One of the more fascinating aspects of my annual trip to Katmai has been the ability to recognize specific bear families and even individuals as they grow, not only in physical characteristics but in their personalities, demeanor, and mannerisms as well. It’s always a powerful feeling of a connection with nature when I recognize an animal I’ve previously spent time photographing. I wonder if they recognize me?!
They are probably far too busy fishing to be concerned with me, however. You’ll note the dates from when these photos are taken generally fall into the late July and early August weeks. This is when the rivers run red with spawning salmon. We come here at this time every year because the bears are active, occupied, and ripe for fantastic shots in their element. Again I will occasionally recognize individual bears in the tactics they use to fish.
This image has gotten a lot of play this year and for good reason – it’s not often you’re able to capture a bear charging at you, claws bared.

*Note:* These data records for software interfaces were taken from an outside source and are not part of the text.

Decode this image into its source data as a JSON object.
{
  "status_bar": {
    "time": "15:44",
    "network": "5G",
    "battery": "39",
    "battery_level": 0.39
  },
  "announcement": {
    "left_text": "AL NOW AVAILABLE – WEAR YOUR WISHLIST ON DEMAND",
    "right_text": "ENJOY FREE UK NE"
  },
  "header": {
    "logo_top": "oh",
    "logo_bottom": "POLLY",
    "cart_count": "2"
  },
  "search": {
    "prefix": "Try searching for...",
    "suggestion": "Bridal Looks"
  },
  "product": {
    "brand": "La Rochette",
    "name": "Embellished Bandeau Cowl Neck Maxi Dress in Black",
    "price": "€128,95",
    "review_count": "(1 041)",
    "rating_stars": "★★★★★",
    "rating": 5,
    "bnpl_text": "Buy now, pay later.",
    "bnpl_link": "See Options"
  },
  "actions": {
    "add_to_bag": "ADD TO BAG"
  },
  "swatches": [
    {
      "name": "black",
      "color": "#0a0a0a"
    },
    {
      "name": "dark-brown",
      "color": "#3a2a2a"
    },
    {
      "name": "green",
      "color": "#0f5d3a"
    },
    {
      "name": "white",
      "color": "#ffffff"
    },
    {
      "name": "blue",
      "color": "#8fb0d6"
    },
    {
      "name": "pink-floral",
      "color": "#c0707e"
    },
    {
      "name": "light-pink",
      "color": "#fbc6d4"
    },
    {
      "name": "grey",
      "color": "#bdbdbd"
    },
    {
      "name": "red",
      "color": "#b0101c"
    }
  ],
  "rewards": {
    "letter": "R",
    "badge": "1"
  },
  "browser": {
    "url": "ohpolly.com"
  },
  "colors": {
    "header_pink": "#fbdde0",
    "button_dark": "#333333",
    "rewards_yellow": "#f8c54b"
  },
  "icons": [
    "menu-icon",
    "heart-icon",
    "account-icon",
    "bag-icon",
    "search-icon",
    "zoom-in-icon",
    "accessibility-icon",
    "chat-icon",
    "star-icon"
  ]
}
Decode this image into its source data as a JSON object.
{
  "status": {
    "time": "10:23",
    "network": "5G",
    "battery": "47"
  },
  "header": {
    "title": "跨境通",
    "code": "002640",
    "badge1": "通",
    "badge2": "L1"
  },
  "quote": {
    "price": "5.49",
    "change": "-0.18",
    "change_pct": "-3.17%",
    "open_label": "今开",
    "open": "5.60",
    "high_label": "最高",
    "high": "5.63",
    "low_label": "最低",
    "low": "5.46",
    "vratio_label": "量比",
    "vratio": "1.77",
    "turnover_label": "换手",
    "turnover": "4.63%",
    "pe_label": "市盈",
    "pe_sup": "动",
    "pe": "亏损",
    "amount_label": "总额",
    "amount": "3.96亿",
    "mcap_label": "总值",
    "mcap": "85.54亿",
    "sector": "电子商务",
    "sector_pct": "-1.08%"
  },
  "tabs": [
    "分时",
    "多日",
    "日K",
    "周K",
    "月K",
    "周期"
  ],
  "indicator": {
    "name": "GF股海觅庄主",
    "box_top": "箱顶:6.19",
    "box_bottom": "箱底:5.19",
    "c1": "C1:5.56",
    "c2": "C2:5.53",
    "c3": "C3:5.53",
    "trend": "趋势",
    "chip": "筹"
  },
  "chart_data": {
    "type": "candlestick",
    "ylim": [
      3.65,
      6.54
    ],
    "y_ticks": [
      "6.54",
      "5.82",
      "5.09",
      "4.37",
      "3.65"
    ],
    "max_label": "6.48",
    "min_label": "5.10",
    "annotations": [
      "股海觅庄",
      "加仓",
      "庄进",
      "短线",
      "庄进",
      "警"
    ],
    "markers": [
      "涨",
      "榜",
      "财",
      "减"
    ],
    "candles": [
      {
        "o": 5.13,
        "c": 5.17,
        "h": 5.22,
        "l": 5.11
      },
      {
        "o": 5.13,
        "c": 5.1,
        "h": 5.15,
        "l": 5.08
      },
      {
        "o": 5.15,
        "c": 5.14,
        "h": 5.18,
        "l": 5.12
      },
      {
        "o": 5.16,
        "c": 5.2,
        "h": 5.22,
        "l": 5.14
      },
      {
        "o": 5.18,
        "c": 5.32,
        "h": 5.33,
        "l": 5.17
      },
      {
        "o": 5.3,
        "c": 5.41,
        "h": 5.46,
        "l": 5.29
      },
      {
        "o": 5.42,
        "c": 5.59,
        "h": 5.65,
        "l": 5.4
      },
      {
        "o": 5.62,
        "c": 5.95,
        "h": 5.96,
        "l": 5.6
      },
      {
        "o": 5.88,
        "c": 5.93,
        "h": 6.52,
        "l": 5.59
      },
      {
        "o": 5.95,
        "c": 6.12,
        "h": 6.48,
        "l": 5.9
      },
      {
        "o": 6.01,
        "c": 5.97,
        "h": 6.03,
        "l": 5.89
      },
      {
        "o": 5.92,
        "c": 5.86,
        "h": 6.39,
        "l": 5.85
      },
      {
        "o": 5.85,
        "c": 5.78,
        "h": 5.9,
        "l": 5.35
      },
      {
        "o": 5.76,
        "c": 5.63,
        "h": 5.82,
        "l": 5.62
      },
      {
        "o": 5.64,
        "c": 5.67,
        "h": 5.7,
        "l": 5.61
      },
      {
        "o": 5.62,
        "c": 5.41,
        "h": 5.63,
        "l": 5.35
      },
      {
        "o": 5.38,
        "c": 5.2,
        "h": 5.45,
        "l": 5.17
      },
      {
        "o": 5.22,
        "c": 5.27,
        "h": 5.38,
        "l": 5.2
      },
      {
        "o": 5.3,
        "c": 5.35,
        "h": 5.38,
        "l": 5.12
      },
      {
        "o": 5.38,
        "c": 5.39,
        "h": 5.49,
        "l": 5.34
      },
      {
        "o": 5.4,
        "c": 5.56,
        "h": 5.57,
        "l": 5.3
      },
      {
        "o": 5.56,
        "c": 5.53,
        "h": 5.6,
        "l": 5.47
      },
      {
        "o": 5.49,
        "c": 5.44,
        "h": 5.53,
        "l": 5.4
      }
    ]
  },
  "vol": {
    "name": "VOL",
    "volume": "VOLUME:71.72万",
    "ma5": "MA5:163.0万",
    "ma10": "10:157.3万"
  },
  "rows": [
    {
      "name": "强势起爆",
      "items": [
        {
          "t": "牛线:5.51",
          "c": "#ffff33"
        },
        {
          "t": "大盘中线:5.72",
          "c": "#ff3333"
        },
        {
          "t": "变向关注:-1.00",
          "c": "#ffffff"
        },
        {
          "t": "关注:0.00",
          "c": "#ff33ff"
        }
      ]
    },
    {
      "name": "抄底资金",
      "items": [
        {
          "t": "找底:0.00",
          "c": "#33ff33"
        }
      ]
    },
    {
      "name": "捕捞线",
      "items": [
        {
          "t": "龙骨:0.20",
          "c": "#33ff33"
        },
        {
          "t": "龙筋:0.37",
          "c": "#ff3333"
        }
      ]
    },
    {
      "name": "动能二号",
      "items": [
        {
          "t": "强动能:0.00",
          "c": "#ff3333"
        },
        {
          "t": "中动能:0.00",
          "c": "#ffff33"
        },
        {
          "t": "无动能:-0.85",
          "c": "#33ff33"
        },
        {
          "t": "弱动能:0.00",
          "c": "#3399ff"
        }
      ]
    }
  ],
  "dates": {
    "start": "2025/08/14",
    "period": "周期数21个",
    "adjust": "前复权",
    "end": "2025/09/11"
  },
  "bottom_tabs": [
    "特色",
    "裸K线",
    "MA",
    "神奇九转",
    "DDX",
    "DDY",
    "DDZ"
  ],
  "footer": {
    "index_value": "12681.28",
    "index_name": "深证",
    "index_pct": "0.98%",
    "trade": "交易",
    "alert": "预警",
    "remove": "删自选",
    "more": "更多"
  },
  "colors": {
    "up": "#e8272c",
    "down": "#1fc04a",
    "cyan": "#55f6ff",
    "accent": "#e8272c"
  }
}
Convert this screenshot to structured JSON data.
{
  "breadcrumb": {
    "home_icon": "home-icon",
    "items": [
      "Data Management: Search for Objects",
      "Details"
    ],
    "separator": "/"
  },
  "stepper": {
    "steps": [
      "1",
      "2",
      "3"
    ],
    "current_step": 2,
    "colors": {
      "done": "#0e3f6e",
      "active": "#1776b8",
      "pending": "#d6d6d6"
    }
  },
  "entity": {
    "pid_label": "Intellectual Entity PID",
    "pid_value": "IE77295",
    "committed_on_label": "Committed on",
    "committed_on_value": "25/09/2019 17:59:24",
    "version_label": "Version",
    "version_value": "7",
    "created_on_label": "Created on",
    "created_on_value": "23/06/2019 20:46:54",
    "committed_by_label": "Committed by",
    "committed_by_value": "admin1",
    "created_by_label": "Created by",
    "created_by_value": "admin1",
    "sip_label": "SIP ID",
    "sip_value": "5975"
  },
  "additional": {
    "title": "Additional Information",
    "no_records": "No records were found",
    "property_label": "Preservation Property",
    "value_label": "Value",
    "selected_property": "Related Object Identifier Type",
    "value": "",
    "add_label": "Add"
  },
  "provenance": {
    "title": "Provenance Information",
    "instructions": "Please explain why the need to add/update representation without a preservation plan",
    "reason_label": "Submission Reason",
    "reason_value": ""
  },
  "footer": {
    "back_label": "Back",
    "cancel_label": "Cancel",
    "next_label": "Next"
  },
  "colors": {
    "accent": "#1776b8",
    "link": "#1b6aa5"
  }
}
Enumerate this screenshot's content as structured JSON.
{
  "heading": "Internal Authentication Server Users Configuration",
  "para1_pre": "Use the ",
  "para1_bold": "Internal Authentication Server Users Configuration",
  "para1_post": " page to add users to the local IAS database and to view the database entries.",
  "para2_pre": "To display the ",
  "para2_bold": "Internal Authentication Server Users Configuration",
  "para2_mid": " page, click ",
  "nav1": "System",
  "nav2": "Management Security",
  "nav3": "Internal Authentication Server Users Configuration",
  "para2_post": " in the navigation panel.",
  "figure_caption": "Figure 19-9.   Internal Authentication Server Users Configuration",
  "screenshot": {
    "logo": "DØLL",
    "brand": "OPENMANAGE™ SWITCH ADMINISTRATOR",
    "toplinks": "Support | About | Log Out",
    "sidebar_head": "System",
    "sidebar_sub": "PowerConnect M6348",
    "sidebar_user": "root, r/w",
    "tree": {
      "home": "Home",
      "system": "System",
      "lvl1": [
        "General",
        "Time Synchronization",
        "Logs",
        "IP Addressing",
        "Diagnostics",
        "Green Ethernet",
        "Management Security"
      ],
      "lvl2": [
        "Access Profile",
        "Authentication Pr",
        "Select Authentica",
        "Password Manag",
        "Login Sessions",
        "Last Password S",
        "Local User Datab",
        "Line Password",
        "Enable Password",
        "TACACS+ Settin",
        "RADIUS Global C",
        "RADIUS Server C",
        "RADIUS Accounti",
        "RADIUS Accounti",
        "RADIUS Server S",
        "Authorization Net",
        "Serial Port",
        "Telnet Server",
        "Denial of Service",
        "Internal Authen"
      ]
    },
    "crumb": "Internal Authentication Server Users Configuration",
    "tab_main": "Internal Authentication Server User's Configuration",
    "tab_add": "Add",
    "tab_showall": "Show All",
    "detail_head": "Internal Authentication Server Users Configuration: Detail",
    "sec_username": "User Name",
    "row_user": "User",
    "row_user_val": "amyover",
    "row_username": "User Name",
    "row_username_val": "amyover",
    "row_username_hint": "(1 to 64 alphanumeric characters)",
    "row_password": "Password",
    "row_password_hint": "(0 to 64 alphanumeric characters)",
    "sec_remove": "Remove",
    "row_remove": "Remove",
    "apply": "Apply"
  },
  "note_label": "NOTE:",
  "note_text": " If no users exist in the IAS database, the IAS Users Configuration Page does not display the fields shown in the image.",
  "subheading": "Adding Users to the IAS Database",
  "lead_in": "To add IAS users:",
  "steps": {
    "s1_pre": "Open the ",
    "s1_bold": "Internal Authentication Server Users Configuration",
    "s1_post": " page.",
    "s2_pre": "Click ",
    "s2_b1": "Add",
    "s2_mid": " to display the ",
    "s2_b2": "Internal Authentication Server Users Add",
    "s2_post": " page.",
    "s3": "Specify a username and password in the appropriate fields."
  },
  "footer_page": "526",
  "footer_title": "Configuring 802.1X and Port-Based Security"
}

I hate to dispel any legends of my fearlessness and resolve, but I wasn’t in true danger here – the bears are far too busy fishing and adjusted to human visitors to be a true threat. That being said, always take precautions! Our local contacts ensure we are taking all the appropriate measures for safety.
All of these photos are available as prints in my online store; click a title above to add some wildlife to your home or office! Better yet, join me on one of two workshops happening this summer at the end of July and in early August and capture your own images to frame and share! These workshops will sell out, so don’t hesitate to get on the list to join me on the ground in Katmai and make your own connection with these awesome animals!
I absolutely love this time of year, the days are getting longer and spring is right around the corner! After many cold weather trips this winter I am ready for the new palate of color that spring bestows upon us.
Of special note I have several opportunities coming up in the beautiful Pacific Northwest this year: the Olympic Peninsula in April when the mosses are rich and green and the rivers are clear; Mount Rainier in August when the wildflowers are at their peak; Lake Quinault in September for a restorative retreat in the ancient temperate rainforest; and a renewed Photography as Art seminar in November.
These workshops only have a few spaces left so sign up today before they are all sold out!
In the shot of the karst mountains in Guilin, China, I wanted to emphasize their repeating pattern and unusual shapes: individual humps instead of long ridges. I used my 80-200mm lens to zero in on an area that I felt made the strongest statement.
The second shot was taken a few minutes from my home in Seattle. I grew up in this neighborhood, and as a boy, I loved this path especially, with its graceful madrona trees. I went back to photograph it forty years later.
Spatially, light objects stand forward of dark in our normal experience of perception. When we have atmosphere such as fog, however, it is the reverse; dark objects are closer to us than light ones, as in the mountain scene. We understand this perceptually because atmospheric haze intervenes and makes the far mountains paler and less distinct. This is sometimes referred to as “atmospheric perspective.”
We also understand crisp outlines as close and fuzzy ones as distant, as with the trees in the fog, which is contrary to normal perception, where we can see distant objects in focus as well. The sense of space in both these images is definitely enhanced by the fog. Forms are more noticeable without competition from intricate detail. The tree trunks stand out more without the busy clutter of foliage. Because it shrouds things from view, fog, more than any other atmospheric condition, creates mood and a sense of mystery.